Regardless of when or whether Barbados gets a freedom of information law, former Prime Minister Sir Lloyd Erskine Sandiford intends to donate all of his writings and related documents to the Barbados Community College.
Sir Lloyd’s announcement of his planned action came amid calls at a book launching ceremony for passing of the long promised Freedom Of Information Act, and an opening to public scrutiny of all public Cabinet documents revealing reasons for decisions taken and actions by various Barbados Governments since Independence.
Former Member of Parliament Wendell Callender last night launched his book Prime Ministers Of Barbados at Almond Bay, and as a number of speakers commented on difficulties experienced by the author in obtaining information on reasons for positions adopted by the island’s seven Prime Ministers, they spoke of a need for the former leaders themselves to begin documenting their experiences in office.
“Information Act, with all its freedoms or not,” Sir Lloyd said in an impromptu statement, “I intend to dedicate my papers to an institution in which I have had great hope and great confidence. I intend to dedicate them to the Barbados Community College when I am sure they have some place to display them and make them accessible to the public of Barbados.”
Maintaining a spirit generated at the event for revelation of documents of Government and national leaders, Sir Lloyd, who led Barbados from 1987 to 1994, gave a peek at a reason for the fall of his Government in a parliamentary no confidence vote.
Speaking on stage after Callender presented a copy of the book to him, Sir Lloyd gestured to Senator Reverend David Durant and said: “The reverend senator on my left, in the deepest days of my political agonies, he made a very valiant effort to bring some healing and reconciliation to the then governing political party.”
The former Prime Minister, the only Barbados leader to lose a vote of no confidence, resulting in the fall of his Government in 1994, continued this previously untold behind-the-scene account of a scheduled meeting that was aborted by some who might have changed the course of Barbadian history.
“We met at a house one Sunday morning and certain persons were supposed to call for the intercession, and we were kept there the whole day without that materializing.
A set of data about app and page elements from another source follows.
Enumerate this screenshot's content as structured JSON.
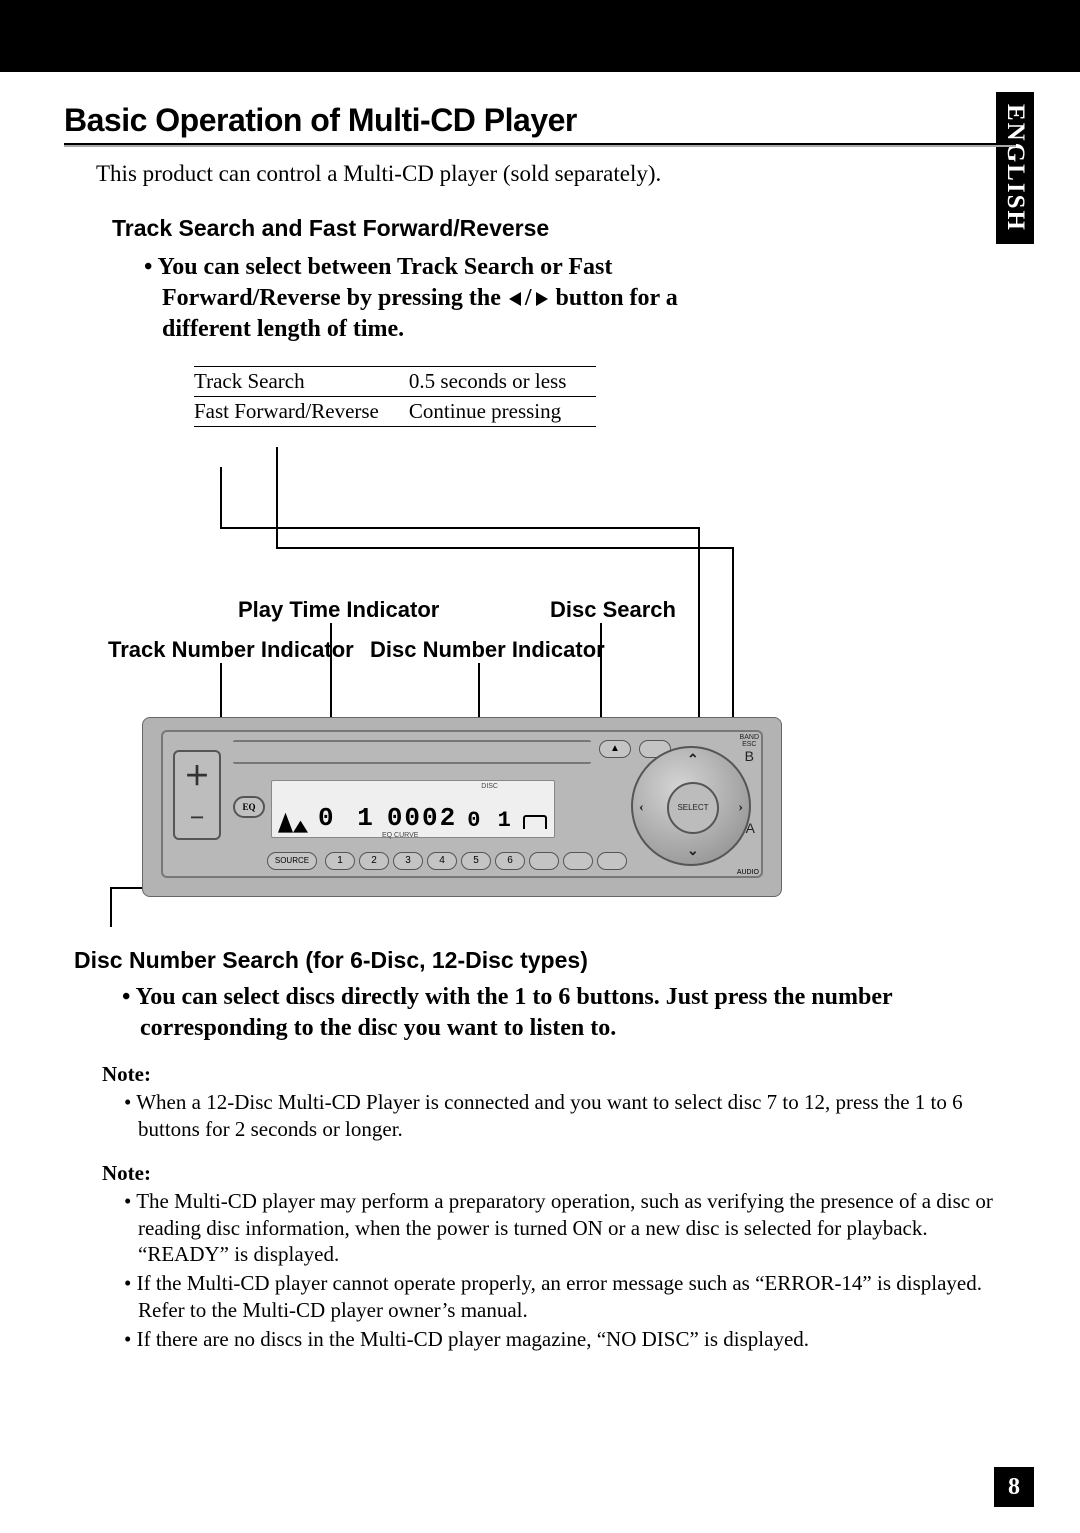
{
  "lang_tab": "ENGLISH",
  "page_title": "Basic Operation of Multi-CD Player",
  "intro": "This product can control a Multi-CD player (sold separately).",
  "section1": {
    "heading": "Track Search and Fast Forward/Reverse",
    "bullet_pre": "You can select between Track Search or Fast Forward/Reverse by pressing the ",
    "bullet_post": " button for a different length of time."
  },
  "timing_table": {
    "rows": [
      {
        "label": "Track Search",
        "value": "0.5 seconds or less"
      },
      {
        "label": "Fast Forward/Reverse",
        "value": "Continue pressing"
      }
    ]
  },
  "callouts": {
    "play_time": "Play Time Indicator",
    "disc_search": "Disc Search",
    "track_number": "Track Number Indicator",
    "disc_number": "Disc Number Indicator"
  },
  "device": {
    "vol_plus": "＋",
    "vol_minus": "−",
    "eq": "EQ",
    "eq_curve": "EQ CURVE",
    "disc_label": "DISC",
    "eject": "▲",
    "dial_center": "SELECT",
    "band_label": "BAND\nESC",
    "band_glyph": "B",
    "a_glyph": "A",
    "audio_label": "AUDIO",
    "source": "SOURCE",
    "display_track": "0 1",
    "display_time": "0002",
    "display_disc": "0 1",
    "numbers": [
      "1",
      "2",
      "3",
      "4",
      "5",
      "6"
    ]
  },
  "section2": {
    "heading": "Disc Number Search (for 6-Disc, 12-Disc types)",
    "bullet": "You can select discs directly with the 1 to 6 buttons. Just press the number corresponding to the disc you want to listen to."
  },
  "note1": {
    "heading": "Note:",
    "items": [
      "When a 12-Disc Multi-CD Player is connected and you want to select disc 7 to 12, press the 1 to 6 buttons for 2 seconds or longer."
    ]
  },
  "note2": {
    "heading": "Note:",
    "items": [
      "The Multi-CD player may perform a preparatory operation, such as verifying the presence of a disc or reading disc information, when the power is turned ON or a new disc is selected for playback. “READY” is displayed.",
      "If the Multi-CD player cannot operate properly, an error message such as “ERROR-14” is displayed. Refer to the Multi-CD player owner’s manual.",
      "If there are no discs in the Multi-CD player magazine, “NO DISC” is displayed."
    ]
  },
  "page_number": "8"
}
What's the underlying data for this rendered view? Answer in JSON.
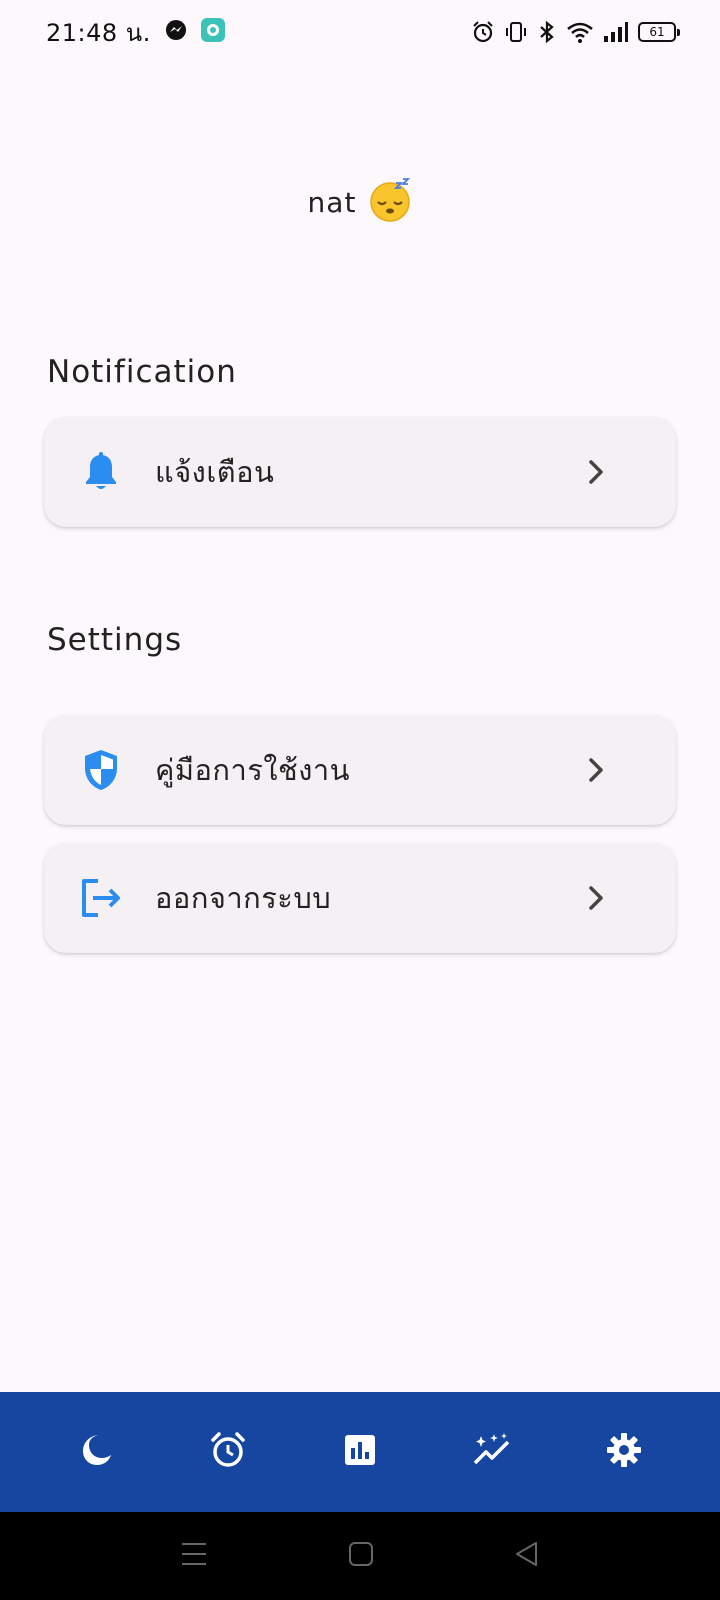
{
  "status_bar": {
    "time": "21:48 น.",
    "battery": "61",
    "icons": [
      "messenger-icon",
      "chat-app-icon",
      "alarm-icon",
      "vibrate-icon",
      "bluetooth-icon",
      "wifi-icon",
      "signal-icon",
      "battery-icon"
    ]
  },
  "profile": {
    "name": "nat",
    "emoji": "😴"
  },
  "notification_section": {
    "heading": "Notification",
    "items": [
      {
        "label": "แจ้งเตือน",
        "icon": "bell-icon"
      }
    ]
  },
  "settings_section": {
    "heading": "Settings",
    "items": [
      {
        "label": "คู่มือการใช้งาน",
        "icon": "shield-icon"
      },
      {
        "label": "ออกจากระบบ",
        "icon": "logout-icon"
      }
    ]
  },
  "bottom_nav": {
    "items": [
      "moon-icon",
      "alarm-clock-icon",
      "bar-chart-icon",
      "trending-sparkle-icon",
      "settings-gear-icon"
    ],
    "active": "settings-gear-icon"
  },
  "colors": {
    "accent": "#2c8df0",
    "nav_background": "#1646a0",
    "page_background": "#fdf8fc",
    "card_background": "#f4f0f4"
  }
}
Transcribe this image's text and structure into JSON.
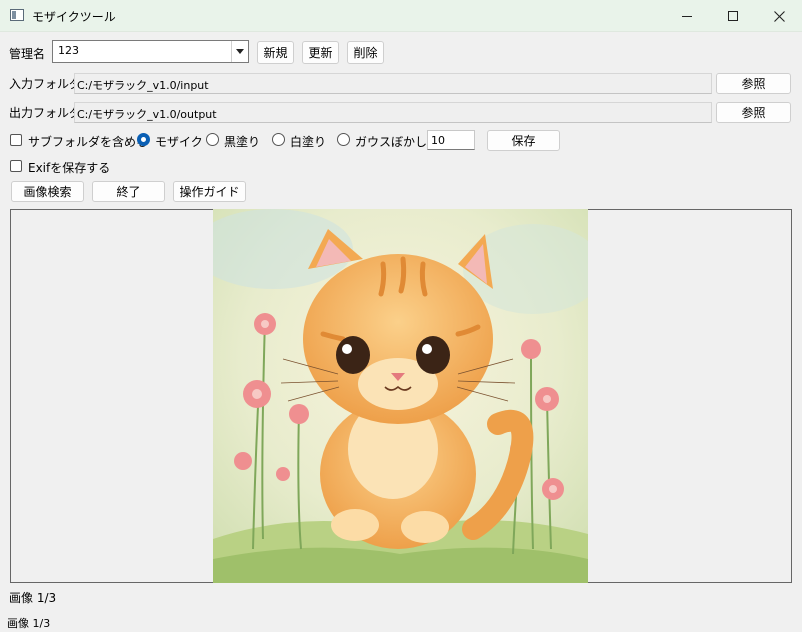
{
  "window": {
    "title": "モザイクツール"
  },
  "management": {
    "label": "管理名",
    "value": "123",
    "new_button": "新規",
    "update_button": "更新",
    "delete_button": "削除"
  },
  "input": {
    "label": "入力フォルダ",
    "path": "C:/モザラック_v1.0/input",
    "browse_button": "参照"
  },
  "output": {
    "label": "出力フォルダ",
    "path": "C:/モザラック_v1.0/output",
    "browse_button": "参照"
  },
  "options": {
    "include_subfolders": "サブフォルダを含める",
    "mode_mosaic": "モザイク",
    "mode_black": "黒塗り",
    "mode_white": "白塗り",
    "mode_blur": "ガウスぼかし",
    "strength_value": "10",
    "save_button": "保存",
    "keep_exif": "Exifを保存する"
  },
  "actions": {
    "search_button": "画像検索",
    "exit_button": "終了",
    "guide_button": "操作ガイド"
  },
  "status": {
    "image_counter": "画像 1/3",
    "statusbar_counter": "画像 1/3"
  }
}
And that effort at the eleventh hour for reconciliation failed, not because of a stubborn Erskine Sandiford, but because other things did not materialize. That is part of history; it is now part of the public discourse.”